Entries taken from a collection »

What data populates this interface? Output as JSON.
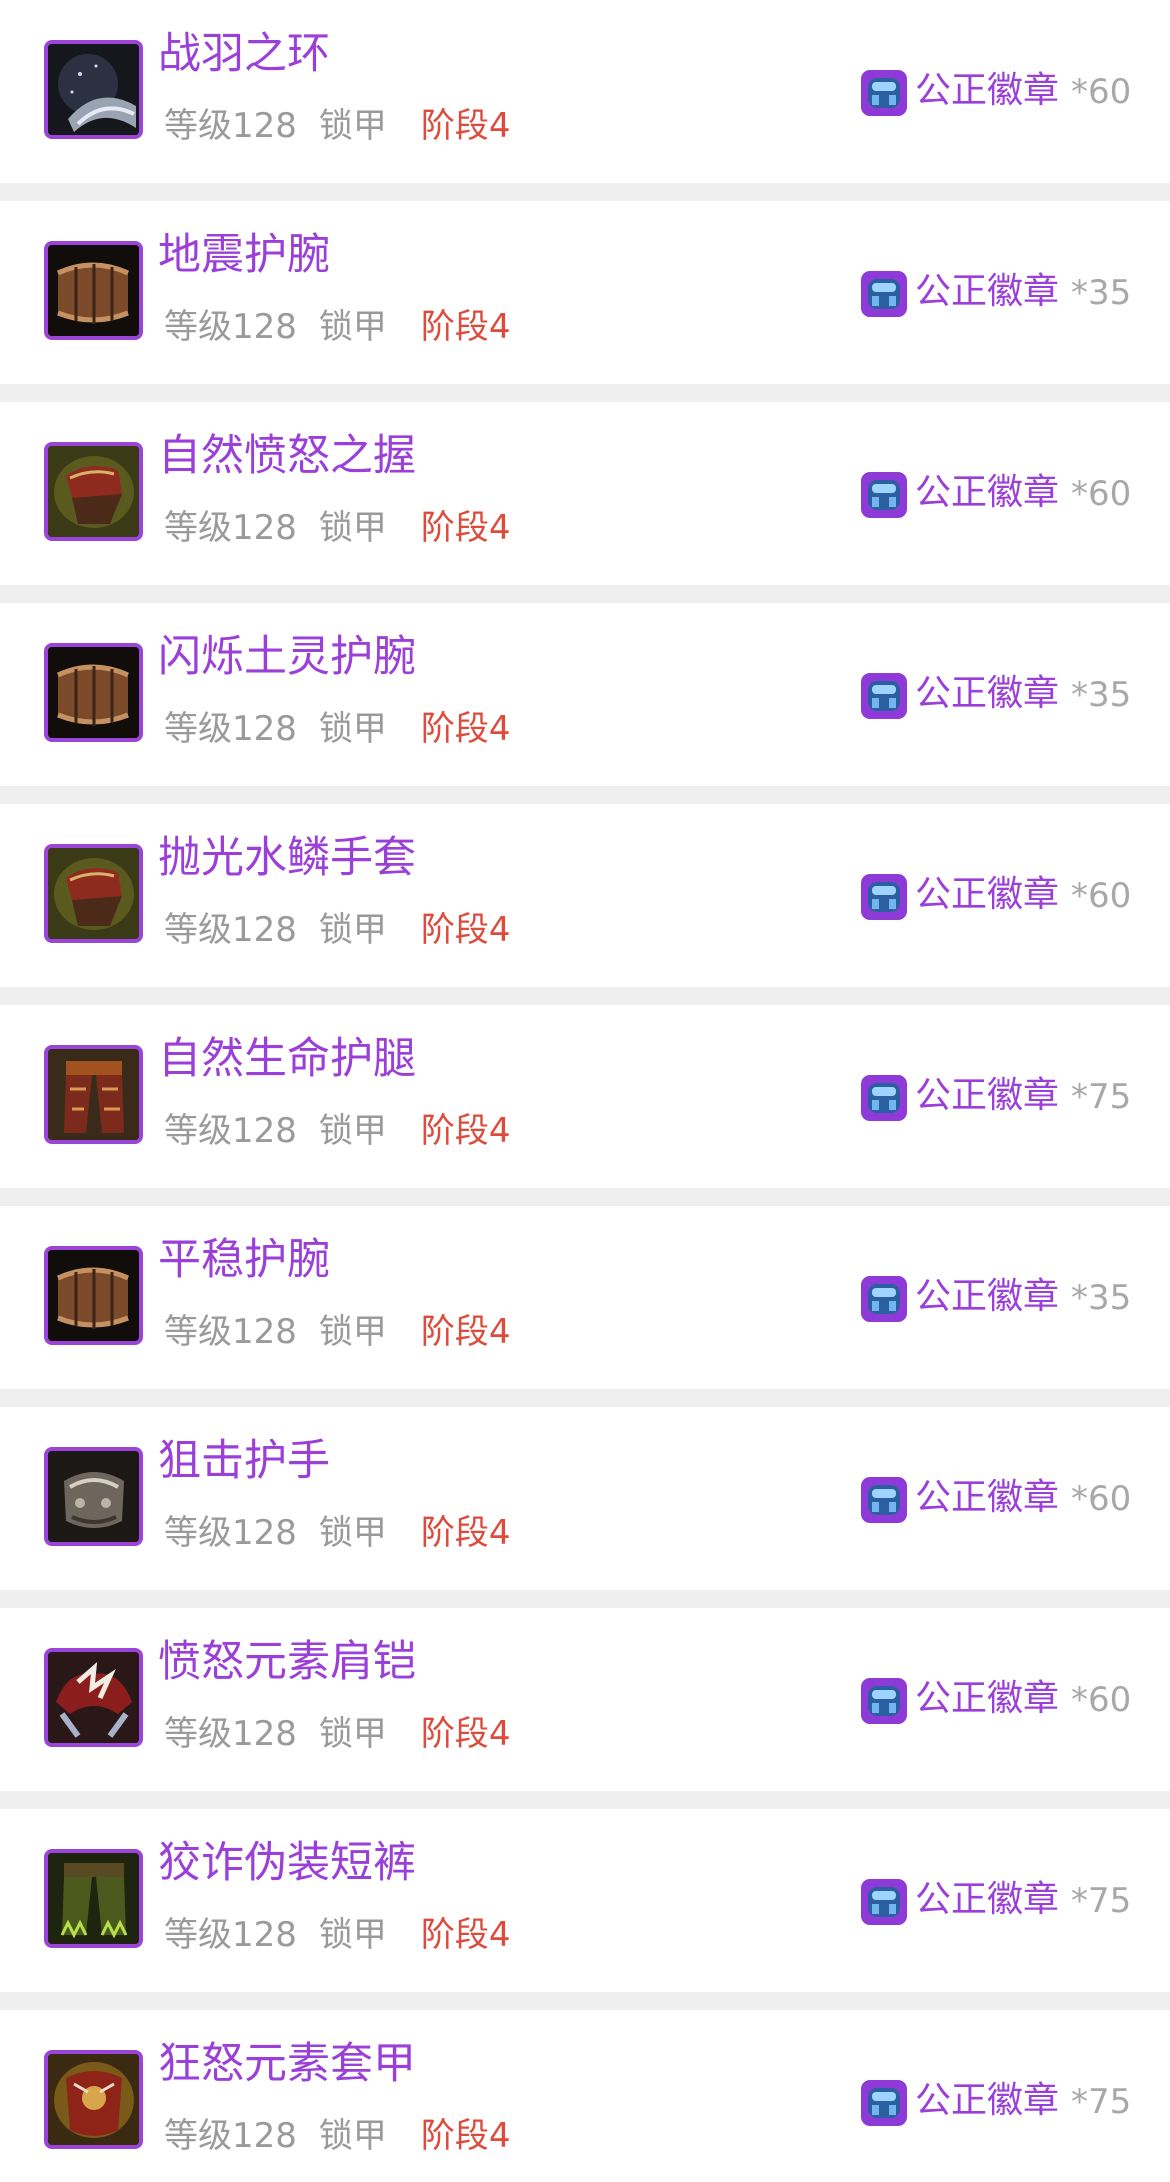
{
  "currency": {
    "name": "公正徽章",
    "icon": "justice-badge-icon"
  },
  "colors": {
    "item_name": "#9b3fd9",
    "stage": "#dd4b3c",
    "meta": "#9a9a9a",
    "frame": "#9b45d8"
  },
  "items": [
    {
      "name": "战羽之环",
      "level": "等级128",
      "armor": "锁甲",
      "stage": "阶段4",
      "price": "*60",
      "icon": "ring-icon"
    },
    {
      "name": "地震护腕",
      "level": "等级128",
      "armor": "锁甲",
      "stage": "阶段4",
      "price": "*35",
      "icon": "bracer-icon"
    },
    {
      "name": "自然愤怒之握",
      "level": "等级128",
      "armor": "锁甲",
      "stage": "阶段4",
      "price": "*60",
      "icon": "gauntlet-icon"
    },
    {
      "name": "闪烁土灵护腕",
      "level": "等级128",
      "armor": "锁甲",
      "stage": "阶段4",
      "price": "*35",
      "icon": "bracer-icon"
    },
    {
      "name": "抛光水鳞手套",
      "level": "等级128",
      "armor": "锁甲",
      "stage": "阶段4",
      "price": "*60",
      "icon": "gauntlet-icon"
    },
    {
      "name": "自然生命护腿",
      "level": "等级128",
      "armor": "锁甲",
      "stage": "阶段4",
      "price": "*75",
      "icon": "leggings-icon"
    },
    {
      "name": "平稳护腕",
      "level": "等级128",
      "armor": "锁甲",
      "stage": "阶段4",
      "price": "*35",
      "icon": "bracer-icon"
    },
    {
      "name": "狙击护手",
      "level": "等级128",
      "armor": "锁甲",
      "stage": "阶段4",
      "price": "*60",
      "icon": "metal-gauntlet-icon"
    },
    {
      "name": "愤怒元素肩铠",
      "level": "等级128",
      "armor": "锁甲",
      "stage": "阶段4",
      "price": "*60",
      "icon": "shoulder-armor-icon"
    },
    {
      "name": "狡诈伪装短裤",
      "level": "等级128",
      "armor": "锁甲",
      "stage": "阶段4",
      "price": "*75",
      "icon": "shorts-icon"
    },
    {
      "name": "狂怒元素套甲",
      "level": "等级128",
      "armor": "锁甲",
      "stage": "阶段4",
      "price": "*75",
      "icon": "chest-armor-icon"
    }
  ]
}
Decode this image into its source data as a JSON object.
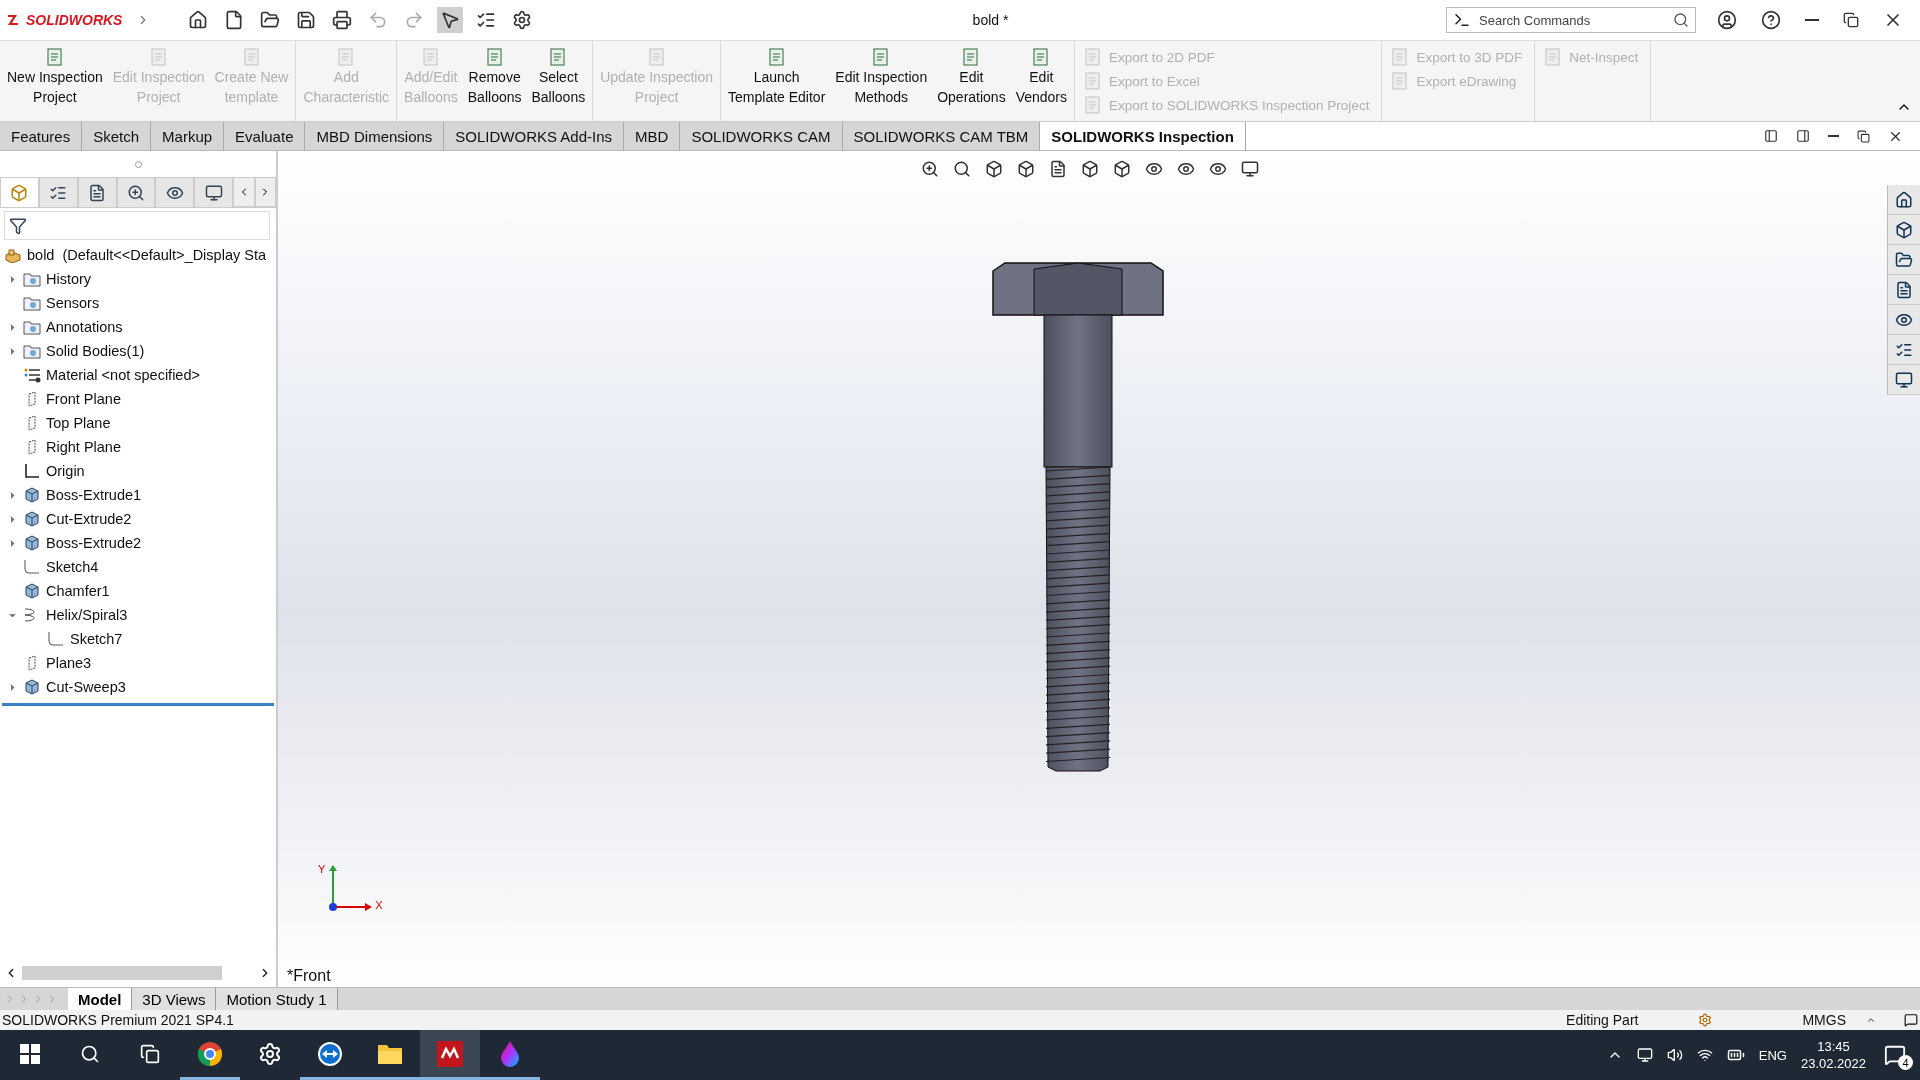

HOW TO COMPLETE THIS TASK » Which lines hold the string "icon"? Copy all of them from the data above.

RESPONSE TO THIS TASK »
    "icon": "justice-badge-icon"
      "icon": "ring-icon"
      "icon": "bracer-icon"
      "icon": "gauntlet-icon"
      "icon": "bracer-icon"
      "icon": "gauntlet-icon"
      "icon": "leggings-icon"
      "icon": "bracer-icon"
      "icon": "metal-gauntlet-icon"
      "icon": "shoulder-armor-icon"
      "icon": "shorts-icon"
      "icon": "chest-armor-icon"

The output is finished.